According to the charges, Atlantic Bullion and Wilson even furnished false statements to the investors giving them completely fabricated details of their investments. Even though Wilson testified before the Securities Division saying that he had indeed purchased silver, there is no evidence of that, charged the complaint: not only had no silver been purchased but the money raised from the investors was instead used to pay off other debts and investors.
Some of Wilson’s investors include senior citizens and retirees who have now seen their life savings wiped out with very little chance of getting it back. Wilson allegedly managed to raise money not just from this “target” sector but from people like Paul Brown as well.
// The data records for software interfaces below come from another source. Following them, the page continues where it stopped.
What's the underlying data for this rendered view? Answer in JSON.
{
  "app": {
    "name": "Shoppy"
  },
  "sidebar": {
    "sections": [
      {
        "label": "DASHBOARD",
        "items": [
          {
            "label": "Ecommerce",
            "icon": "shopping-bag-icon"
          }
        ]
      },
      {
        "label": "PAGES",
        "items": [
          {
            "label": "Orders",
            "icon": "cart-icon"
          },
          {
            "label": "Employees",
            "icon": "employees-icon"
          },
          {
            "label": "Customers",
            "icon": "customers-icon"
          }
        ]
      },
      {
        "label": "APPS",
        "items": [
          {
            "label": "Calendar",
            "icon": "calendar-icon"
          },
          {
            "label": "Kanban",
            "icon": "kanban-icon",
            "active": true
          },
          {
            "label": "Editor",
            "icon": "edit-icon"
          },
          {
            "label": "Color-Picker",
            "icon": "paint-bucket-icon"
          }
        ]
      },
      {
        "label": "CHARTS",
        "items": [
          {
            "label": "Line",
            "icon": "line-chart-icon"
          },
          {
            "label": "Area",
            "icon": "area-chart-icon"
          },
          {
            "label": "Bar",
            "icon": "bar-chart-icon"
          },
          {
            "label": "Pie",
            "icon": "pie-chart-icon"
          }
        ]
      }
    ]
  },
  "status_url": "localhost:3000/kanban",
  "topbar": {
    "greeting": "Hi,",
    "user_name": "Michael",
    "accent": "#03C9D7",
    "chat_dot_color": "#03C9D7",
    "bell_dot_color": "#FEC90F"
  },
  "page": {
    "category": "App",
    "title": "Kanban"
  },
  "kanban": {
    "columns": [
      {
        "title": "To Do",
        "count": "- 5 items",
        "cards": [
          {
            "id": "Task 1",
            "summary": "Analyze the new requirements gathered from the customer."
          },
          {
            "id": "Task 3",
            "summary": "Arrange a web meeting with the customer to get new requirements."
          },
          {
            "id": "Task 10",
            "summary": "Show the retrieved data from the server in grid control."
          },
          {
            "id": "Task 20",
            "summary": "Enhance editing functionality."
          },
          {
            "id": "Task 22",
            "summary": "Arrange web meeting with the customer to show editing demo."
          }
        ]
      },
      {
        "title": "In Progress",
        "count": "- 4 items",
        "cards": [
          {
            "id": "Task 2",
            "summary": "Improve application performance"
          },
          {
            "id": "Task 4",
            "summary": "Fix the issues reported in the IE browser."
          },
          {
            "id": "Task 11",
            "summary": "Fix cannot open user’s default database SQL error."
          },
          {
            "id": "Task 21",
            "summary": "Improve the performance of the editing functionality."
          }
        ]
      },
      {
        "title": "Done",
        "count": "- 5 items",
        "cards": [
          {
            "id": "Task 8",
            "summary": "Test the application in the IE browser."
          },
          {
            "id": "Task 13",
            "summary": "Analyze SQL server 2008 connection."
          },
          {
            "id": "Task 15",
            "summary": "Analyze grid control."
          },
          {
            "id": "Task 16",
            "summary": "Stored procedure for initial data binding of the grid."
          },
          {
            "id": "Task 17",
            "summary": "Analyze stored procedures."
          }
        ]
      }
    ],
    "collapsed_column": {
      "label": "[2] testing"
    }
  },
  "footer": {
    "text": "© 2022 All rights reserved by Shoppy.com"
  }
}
Brown is a journalist and contributor to News 4. He trusted Wilson enough to invest his entire savings with him and was rewarded only with the loss of the same.
Wilson was a councilman with the Anderson County Council District 6 and also had attempted to run for a seat in the South Carolina senate in 2004. From 2002 to 2004, Wilson served as the national commander of the Sons of Confederate Veterans. He also has a history of being involved in some questionable financial dealings in the past. In 2009, he came under criticism from the Anderson County Republican Party which accused him of awarding contracts with a bias. One such contract was a $1.14 million buyout contract to a former county administrator just a few days after Wilson’s daughter got an open ended contract.